    First, check the settings in the router. WPA2-AES is preferred; not any WPA and WPA2 mixed mode and certainly not TKIP. Second, if your router is capable of N speeds, I have better luck with a channel width of 20 MHz in the 2.4 GHz band instead of automatic 20/40 MHz. I also have better luck with a fixed channel, either 1, 6 or 11, rather than automatic channel selection. After making these changes, reboot the router.

    Next, I recommend that your regulatory domain be set explicitly. Check yours:
    Code:

    sudo iw reg get

    If you get 00, that is a one-size-maybe-fits-all setting. Find yours here: http://en.wikipedia.org/wiki/ISO_3166-1_alpha-2 Then set it temporarily:
    Code:

    sudo iw reg set IS

    Of course, substitute your country code if not Iceland. Set it permanently:
    Code:

    gksudo gedit /etc/default/crda

    Use nano or kate or leafpad if you don’t have the text editor gedit.

    Change the last line to read:
    Code:

    REGDOMAIN=IS

    Proofread carefully, save and close the text editor.

    Next, I’d set IPv6 to Ignore in Network Manager: http://docs.fedoraproject.org/en-US/…pv6-ignore.png This example is for ethernet, but you want wireless.

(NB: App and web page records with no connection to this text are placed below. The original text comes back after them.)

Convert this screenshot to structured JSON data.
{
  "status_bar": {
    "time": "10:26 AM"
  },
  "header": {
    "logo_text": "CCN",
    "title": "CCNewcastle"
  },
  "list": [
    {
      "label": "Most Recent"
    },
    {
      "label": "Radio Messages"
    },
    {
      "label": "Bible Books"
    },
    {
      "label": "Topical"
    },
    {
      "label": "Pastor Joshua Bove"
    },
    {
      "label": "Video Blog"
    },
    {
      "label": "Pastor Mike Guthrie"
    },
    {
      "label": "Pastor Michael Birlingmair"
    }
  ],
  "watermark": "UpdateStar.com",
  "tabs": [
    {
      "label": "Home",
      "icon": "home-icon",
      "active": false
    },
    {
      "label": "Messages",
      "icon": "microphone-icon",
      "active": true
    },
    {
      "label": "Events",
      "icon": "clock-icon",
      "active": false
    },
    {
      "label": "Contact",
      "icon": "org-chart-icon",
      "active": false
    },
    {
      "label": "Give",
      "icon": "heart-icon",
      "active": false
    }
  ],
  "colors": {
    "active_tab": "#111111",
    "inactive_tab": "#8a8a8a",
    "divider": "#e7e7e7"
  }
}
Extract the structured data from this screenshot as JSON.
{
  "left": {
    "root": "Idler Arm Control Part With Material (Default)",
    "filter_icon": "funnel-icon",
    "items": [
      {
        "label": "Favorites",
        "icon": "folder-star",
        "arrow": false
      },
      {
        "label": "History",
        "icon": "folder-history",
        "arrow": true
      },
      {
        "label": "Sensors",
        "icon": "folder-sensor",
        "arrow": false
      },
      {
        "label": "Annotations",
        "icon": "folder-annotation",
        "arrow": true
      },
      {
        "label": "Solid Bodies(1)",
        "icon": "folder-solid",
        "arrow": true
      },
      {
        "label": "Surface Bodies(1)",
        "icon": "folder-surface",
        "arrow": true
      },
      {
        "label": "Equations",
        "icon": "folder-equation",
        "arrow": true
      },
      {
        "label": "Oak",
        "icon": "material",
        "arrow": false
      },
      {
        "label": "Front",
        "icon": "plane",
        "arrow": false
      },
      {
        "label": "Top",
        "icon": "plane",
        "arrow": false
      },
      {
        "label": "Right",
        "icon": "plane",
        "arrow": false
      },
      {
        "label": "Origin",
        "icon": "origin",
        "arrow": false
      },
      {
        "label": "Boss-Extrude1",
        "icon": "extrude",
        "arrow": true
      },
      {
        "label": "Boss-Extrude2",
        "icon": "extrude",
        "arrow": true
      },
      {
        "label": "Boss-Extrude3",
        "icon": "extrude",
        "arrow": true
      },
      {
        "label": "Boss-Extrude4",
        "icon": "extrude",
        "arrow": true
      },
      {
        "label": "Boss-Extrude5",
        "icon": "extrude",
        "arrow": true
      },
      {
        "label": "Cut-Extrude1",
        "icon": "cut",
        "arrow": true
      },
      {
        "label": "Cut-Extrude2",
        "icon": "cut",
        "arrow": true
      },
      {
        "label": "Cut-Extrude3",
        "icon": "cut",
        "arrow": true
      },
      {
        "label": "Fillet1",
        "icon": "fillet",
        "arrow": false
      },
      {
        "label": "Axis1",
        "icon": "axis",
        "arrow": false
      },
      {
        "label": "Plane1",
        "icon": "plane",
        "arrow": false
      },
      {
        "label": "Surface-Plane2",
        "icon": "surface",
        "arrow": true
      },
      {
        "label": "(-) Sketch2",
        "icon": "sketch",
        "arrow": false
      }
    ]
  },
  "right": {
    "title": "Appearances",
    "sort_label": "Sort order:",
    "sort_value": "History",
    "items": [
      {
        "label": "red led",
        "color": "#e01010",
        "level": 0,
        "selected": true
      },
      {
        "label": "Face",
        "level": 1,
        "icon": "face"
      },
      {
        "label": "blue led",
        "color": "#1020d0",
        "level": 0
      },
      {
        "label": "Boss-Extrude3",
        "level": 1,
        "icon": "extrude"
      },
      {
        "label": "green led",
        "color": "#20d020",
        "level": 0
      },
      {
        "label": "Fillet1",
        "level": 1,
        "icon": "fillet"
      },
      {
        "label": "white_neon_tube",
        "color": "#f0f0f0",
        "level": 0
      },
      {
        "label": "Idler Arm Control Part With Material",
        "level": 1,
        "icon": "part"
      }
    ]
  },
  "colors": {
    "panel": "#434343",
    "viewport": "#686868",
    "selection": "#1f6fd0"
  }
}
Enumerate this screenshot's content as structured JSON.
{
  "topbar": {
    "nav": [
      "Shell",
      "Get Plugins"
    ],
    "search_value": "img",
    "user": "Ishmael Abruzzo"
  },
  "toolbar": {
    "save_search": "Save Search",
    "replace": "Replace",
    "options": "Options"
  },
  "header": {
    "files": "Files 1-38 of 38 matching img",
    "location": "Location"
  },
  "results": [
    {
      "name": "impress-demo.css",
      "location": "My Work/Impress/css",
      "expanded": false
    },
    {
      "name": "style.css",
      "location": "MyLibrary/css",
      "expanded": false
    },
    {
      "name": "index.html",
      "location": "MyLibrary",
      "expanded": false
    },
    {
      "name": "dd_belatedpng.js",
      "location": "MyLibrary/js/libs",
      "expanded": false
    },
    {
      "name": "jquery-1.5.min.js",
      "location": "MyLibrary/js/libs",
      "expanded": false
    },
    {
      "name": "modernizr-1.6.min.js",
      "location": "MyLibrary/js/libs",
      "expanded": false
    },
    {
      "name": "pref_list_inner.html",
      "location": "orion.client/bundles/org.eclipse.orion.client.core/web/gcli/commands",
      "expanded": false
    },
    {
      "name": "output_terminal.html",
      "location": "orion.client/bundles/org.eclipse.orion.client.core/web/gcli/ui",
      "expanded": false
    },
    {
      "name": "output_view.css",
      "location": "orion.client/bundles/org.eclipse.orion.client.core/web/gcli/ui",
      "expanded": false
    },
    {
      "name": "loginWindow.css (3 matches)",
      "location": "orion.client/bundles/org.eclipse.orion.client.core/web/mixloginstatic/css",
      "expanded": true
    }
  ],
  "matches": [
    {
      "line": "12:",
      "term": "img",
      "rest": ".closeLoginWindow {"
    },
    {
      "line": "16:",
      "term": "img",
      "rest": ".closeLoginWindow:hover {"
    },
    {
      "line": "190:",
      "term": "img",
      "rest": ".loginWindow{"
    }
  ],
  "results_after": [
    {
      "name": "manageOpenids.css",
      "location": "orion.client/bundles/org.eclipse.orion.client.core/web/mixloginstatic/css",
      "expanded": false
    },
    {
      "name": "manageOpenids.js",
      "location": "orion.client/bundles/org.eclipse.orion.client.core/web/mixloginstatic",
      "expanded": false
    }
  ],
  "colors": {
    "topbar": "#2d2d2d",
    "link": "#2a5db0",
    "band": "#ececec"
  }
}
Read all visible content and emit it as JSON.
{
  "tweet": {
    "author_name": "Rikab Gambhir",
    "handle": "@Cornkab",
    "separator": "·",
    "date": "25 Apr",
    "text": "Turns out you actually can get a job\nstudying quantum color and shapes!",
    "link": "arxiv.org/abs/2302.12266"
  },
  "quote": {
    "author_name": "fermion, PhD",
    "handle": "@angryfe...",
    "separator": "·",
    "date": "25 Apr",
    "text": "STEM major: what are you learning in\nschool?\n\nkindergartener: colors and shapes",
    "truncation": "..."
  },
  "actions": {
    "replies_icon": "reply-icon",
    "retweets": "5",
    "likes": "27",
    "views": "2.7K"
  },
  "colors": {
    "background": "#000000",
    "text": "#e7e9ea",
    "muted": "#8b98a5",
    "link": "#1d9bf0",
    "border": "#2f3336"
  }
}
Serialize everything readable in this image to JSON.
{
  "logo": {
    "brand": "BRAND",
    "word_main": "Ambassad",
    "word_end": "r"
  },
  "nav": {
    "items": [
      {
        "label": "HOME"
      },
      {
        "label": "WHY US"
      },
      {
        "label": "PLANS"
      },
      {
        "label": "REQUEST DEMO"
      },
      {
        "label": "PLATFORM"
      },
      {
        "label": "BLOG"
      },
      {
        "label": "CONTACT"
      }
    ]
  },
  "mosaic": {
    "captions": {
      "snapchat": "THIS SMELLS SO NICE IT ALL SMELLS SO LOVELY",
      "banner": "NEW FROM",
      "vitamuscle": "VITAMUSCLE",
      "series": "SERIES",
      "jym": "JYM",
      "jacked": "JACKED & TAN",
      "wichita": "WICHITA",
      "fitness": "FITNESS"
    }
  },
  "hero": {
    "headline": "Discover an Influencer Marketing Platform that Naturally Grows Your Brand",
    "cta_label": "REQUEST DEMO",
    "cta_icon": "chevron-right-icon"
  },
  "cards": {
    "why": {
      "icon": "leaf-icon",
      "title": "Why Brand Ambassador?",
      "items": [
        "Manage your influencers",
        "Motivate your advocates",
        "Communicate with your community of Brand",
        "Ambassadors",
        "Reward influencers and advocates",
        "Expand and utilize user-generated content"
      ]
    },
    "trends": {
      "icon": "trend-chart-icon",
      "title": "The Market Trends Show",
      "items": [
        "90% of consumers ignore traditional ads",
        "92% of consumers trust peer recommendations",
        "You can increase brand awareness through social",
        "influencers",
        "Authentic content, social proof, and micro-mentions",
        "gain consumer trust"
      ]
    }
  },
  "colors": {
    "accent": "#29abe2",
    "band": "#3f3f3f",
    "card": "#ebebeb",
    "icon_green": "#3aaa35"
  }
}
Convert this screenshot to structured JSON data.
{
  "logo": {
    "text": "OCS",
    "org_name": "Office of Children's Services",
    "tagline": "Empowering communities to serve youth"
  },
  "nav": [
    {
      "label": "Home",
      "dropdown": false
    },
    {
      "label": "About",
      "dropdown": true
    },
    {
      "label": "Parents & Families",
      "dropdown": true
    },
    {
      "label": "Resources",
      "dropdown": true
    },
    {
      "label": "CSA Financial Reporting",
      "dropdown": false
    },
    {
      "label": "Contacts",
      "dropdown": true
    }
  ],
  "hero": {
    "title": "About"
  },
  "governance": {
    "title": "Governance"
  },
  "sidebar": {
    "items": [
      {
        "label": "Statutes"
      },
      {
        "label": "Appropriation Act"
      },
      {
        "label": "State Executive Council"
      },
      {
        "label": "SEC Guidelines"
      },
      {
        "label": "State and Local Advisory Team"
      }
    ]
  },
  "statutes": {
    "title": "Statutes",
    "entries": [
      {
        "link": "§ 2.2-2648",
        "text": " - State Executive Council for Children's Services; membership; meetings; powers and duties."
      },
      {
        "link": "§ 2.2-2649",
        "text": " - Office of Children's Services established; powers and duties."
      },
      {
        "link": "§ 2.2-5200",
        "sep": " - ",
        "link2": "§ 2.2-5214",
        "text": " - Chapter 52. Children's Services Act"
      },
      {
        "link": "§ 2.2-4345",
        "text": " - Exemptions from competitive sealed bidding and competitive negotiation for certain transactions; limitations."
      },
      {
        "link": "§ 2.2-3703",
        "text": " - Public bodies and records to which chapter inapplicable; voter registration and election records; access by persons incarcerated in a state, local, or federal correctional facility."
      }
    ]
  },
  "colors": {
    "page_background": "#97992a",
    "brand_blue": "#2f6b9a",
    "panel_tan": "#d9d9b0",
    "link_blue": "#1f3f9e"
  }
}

    If these changes do not help, please try:
    Code:

    sudo modprobe -r rtl8723be
    sudo modprobe rtl8723be swenc=1

    If it helps, make it permanent:
    Code:

    sudo -i
    echo „options rtl8723be swenc=1“  >>  /etc/modprobe.d/rtl8723be.conf
    exit

————

 

http://ubuntuforums.org/showthread.php?t=2197316

    Please get a temporary wired ethernet connection and do:

    Code:

    sudo apt-get install linux-headers-generic build-essential

    I suggest you download this to your desktop: https://www.kernel.org/pub/linux/ker…12.2-1.tar.bz2 Right-click it and select ‚Extract Here.‘ Now open a terminal and do:

    Code:

    cd ~/Desktop/backports-3.12.2-1/
    make defconfig-ath9k
    make
    sudo make install
    sudo modprobe -r ath9k && sudo modprobe ath9k

    Your wireless should now be working. You will have compiled the driver for your currently running kernel only. When Update Manager installs a later linux-image, after reboot, re-compile:

    Code:

    cd ~/Desktop/backports-3.12.2-1/
    make clean
    make defconfig-ath9k
    make
    sudo make install
    sudo modprobe -r ath9k && sudo modprobe ath9k

    Post back if you get stuck.

Ubuntu 14.04 wifi problem